By Matt Bonesteel
March 20, 2020 at 6:07 a.m. PDT
If things hadn’t gone completely haywire over the past couple of weeks, we would be hearing this song over and over and over again right about now and wouldn’t have minded it one bit: Read more…
by Scott Pianowski, Yahoo Sports
We’re wired to be binary with fantasy and life analysis. Zero-sum game. Winners and losers. Something goes up, something comes down.
But in some instances, everybody benefits. A win-win can be attainable. Heck, sometimes we get that rare win-win-win.
On my ledger, the Tom Brady news qualifies as a universal win. There’s something for everybody.
Patriots and Buccaneers have different standards and goals
For two decades, the Patriots have been the NFL’s most enduring dynasty. Meanwhile, the Buccaneers haven’t seen the playoffs since 2007 and haven’t won a playoff game since Super Bowl 37.
So the goals in each organization are different. New England’s coming off a divisional title and a first-round playoff loss — and that’s a disappointment, a stained season, a “What went wrong?” year.
If Tampa gets that far in 2020, the city might throw a parade. It’s been 13 years since the Bucs savored a playoff appearance. Tampa’s franchise is screaming to be relevant again.
New England no longer has the offensive infrastructure to support a quarterback heading into his age-43 season. Oh, the Pats tried in 2019, they threw so many darts — and everything missed.

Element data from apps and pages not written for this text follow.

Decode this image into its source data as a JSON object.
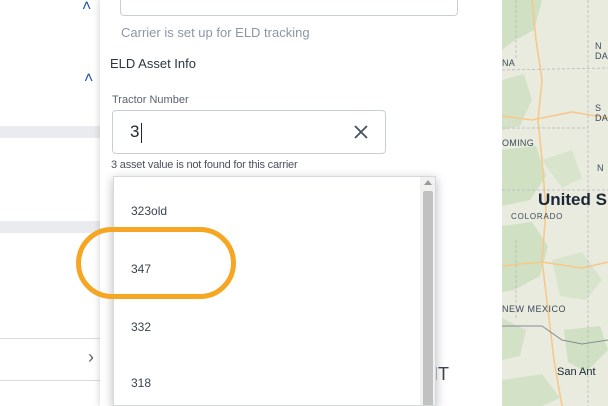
{
  "form": {
    "carrier_note": "Carrier is set up for ELD tracking",
    "section_title": "ELD Asset Info",
    "tractor": {
      "label": "Tractor Number",
      "value": "3",
      "error": "3 asset value is not found for this carrier"
    },
    "submit_fragment": "IT"
  },
  "dropdown": {
    "items": [
      {
        "label": "323old"
      },
      {
        "label": "347",
        "highlighted": true
      },
      {
        "label": "332"
      },
      {
        "label": "318"
      }
    ]
  },
  "map": {
    "labels": {
      "north_dakota": "N\nDA",
      "montana": "NA",
      "south_dakota": "S\nDA",
      "wyoming": "OMING",
      "nebraska": "N",
      "country": "United S",
      "colorado": "COLORADO",
      "new_mexico": "NEW MEXICO",
      "san_antonio": "San Ant"
    }
  },
  "colors": {
    "highlight": "#f5a623",
    "accent": "#24589c",
    "map_land": "#e9ebdf",
    "map_green": "#cfe0c3",
    "map_road": "#f6c98a"
  },
  "icons": {
    "clear": "close-icon",
    "collapse": "chevron-up-icon",
    "expand": "chevron-right-icon"
  }
}
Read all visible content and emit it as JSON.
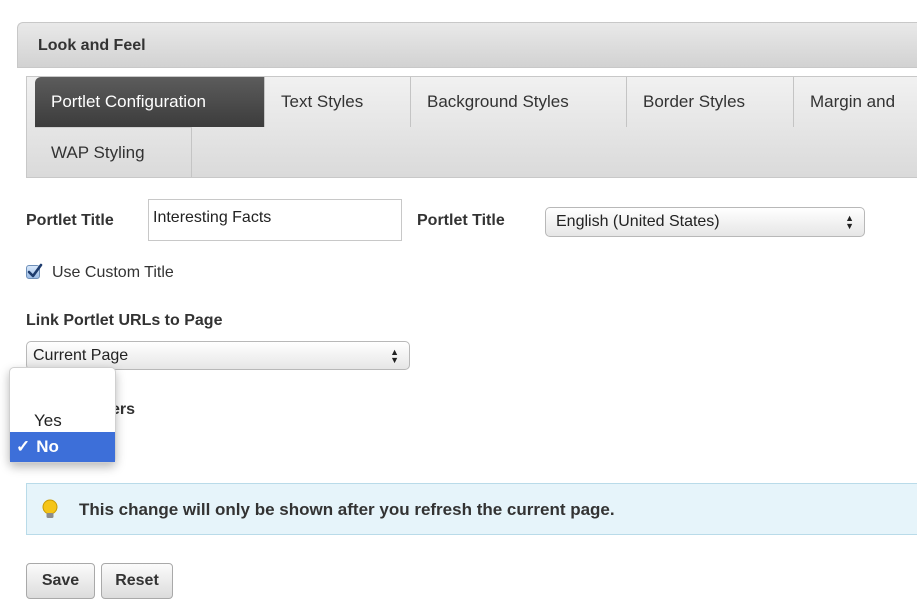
{
  "panel": {
    "title": "Look and Feel"
  },
  "tabs": [
    {
      "label": "Portlet Configuration",
      "active": true
    },
    {
      "label": "Text Styles"
    },
    {
      "label": "Background Styles"
    },
    {
      "label": "Border Styles"
    },
    {
      "label": "Margin and"
    },
    {
      "label": "WAP Styling"
    }
  ],
  "form": {
    "portlet_title_label": "Portlet Title",
    "portlet_title_value": "Interesting Facts",
    "language_label": "Portlet Title",
    "language_value": "English (United States)",
    "use_custom_title_label": "Use Custom Title",
    "use_custom_title_checked": true,
    "link_urls_label": "Link Portlet URLs to Page",
    "link_urls_value": "Current Page",
    "show_borders_label_visible": "rders"
  },
  "dropdown": {
    "options": [
      {
        "label": "Yes",
        "selected": false
      },
      {
        "label": "No",
        "selected": true,
        "check": "✓"
      }
    ]
  },
  "alert": {
    "message": "This change will only be shown after you refresh the current page."
  },
  "buttons": {
    "save": "Save",
    "reset": "Reset"
  },
  "icons": {
    "checkbox": "checkmark-icon",
    "select_arrows": "updown-arrows-icon",
    "alert": "lightbulb-icon"
  },
  "colors": {
    "active_tab": "#4a4a4a",
    "highlight": "#3d6fd9",
    "alert_bg": "#e6f4fa"
  }
}
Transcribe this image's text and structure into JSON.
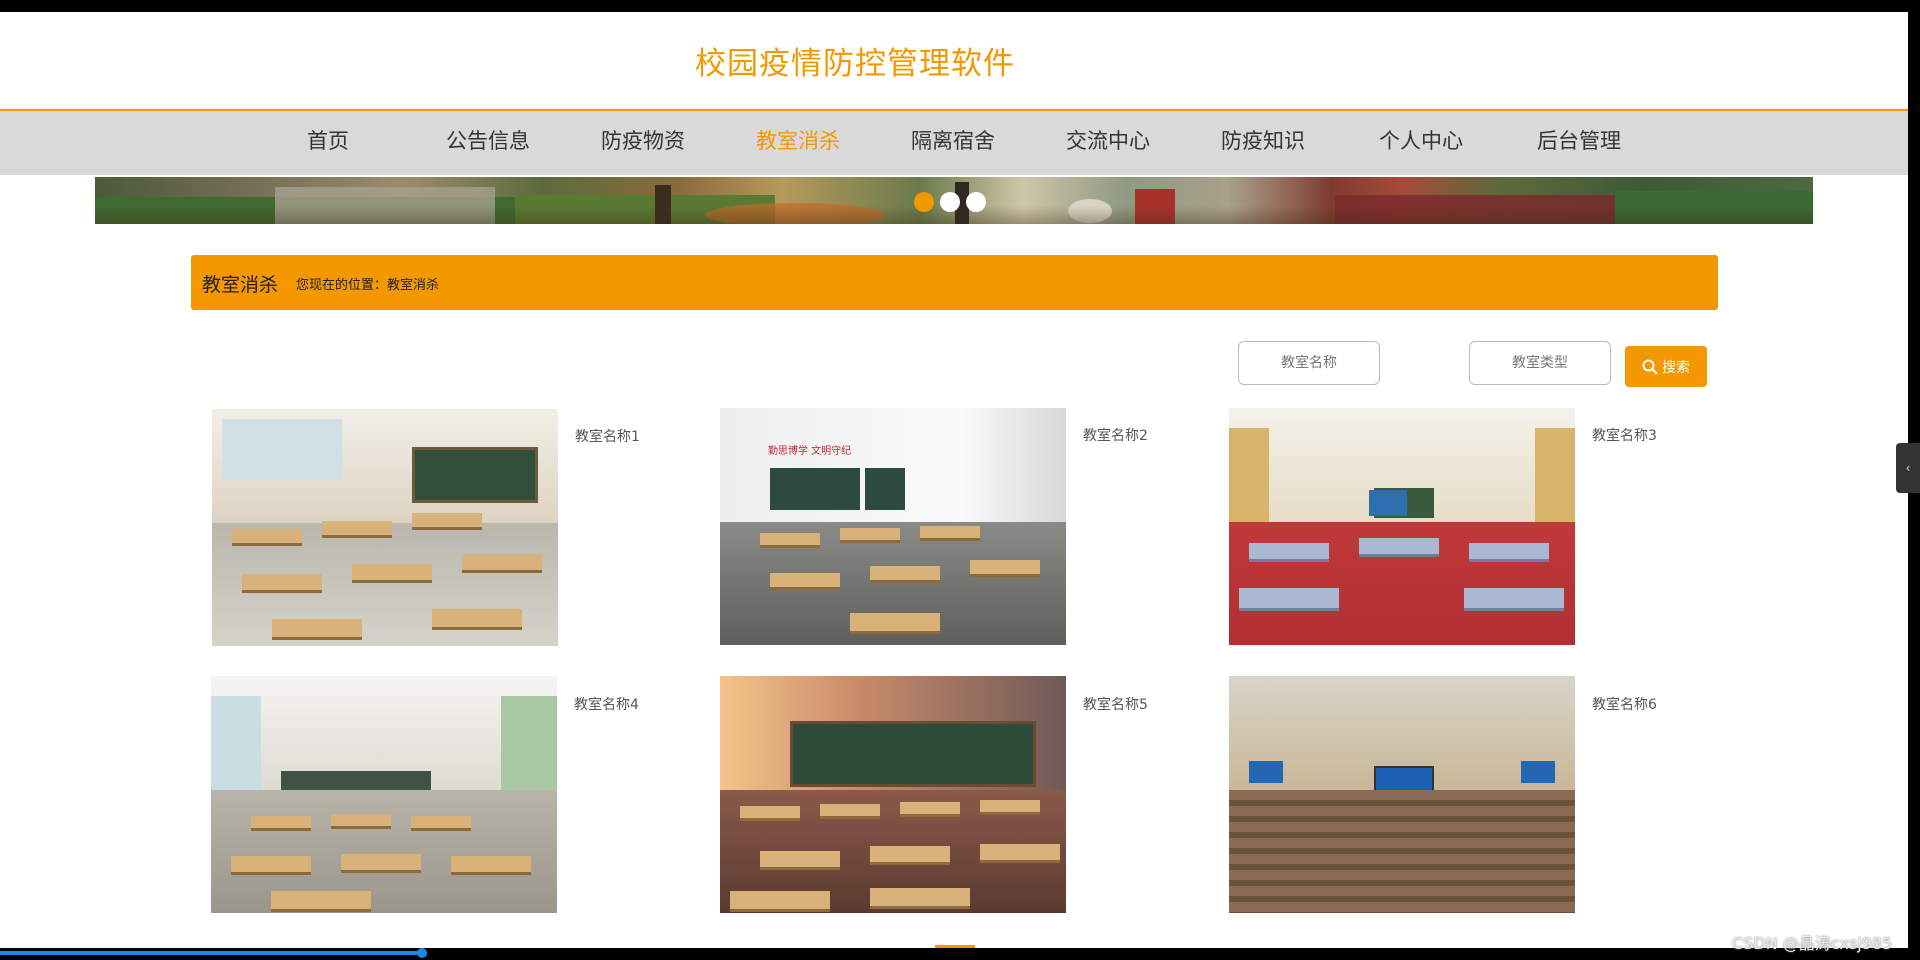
{
  "header": {
    "title": "校园疫情防控管理软件"
  },
  "nav": {
    "items": [
      "首页",
      "公告信息",
      "防疫物资",
      "教室消杀",
      "隔离宿舍",
      "交流中心",
      "防疫知识",
      "个人中心",
      "后台管理"
    ],
    "active_index": 3
  },
  "carousel": {
    "slide_count": 3,
    "active_index": 0
  },
  "breadcrumb": {
    "title": "教室消杀",
    "location": "您现在的位置：教室消杀"
  },
  "search": {
    "name_placeholder": "教室名称",
    "type_placeholder": "教室类型",
    "button_label": "搜索",
    "icon": "search-icon"
  },
  "classrooms": [
    {
      "name": "教室名称1"
    },
    {
      "name": "教室名称2",
      "banner_text": "勤思博学 文明守纪"
    },
    {
      "name": "教室名称3"
    },
    {
      "name": "教室名称4"
    },
    {
      "name": "教室名称5"
    },
    {
      "name": "教室名称6"
    }
  ],
  "sidebar_toggle": {
    "icon": "chevron-left-icon",
    "glyph": "‹"
  },
  "watermark": "CSDN @晶涛cxsj985",
  "video_progress": 0.22,
  "colors": {
    "accent": "#f39800",
    "nav_bg": "#d9d9d9",
    "progress": "#1e88e5"
  }
}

N’Keal Harry was a first-round bust amidst a year of juicy first-round breakouts. Antonio Brown lasted one game, Josh Gordon got through six. Mohamed Sanu was an expensive acquisition, quickly injured. The tight end position was a mess.
Only Julian Edelman, at age 33, was a reliable downfield option.
The Patriots also had an uneven year on the offensive line, and after the season, OL coaching wizard Dante Scarnecchia (perhaps the best offensive line coach in history) retired. And New England doesn’t hold the type of resources needed to significantly revamp this offense.
So you can’t blame the Patriots for moving on from Brady before his age-43 season. They need to find their quarterback of the future, perhaps in the 2020 or 2021 draft, maybe on the pro market. They need to circle the wagons, rebuild, see if Bill Belichick can assemble one more dynamic championship contender. Even if Brady had returned to Foxboro, the Patriots at best were a medium longshot in the loaded AFC. Their roster can’t match up with Baltimore or Kansas City, and several other teams are in New England’s neighborhood. Read more here…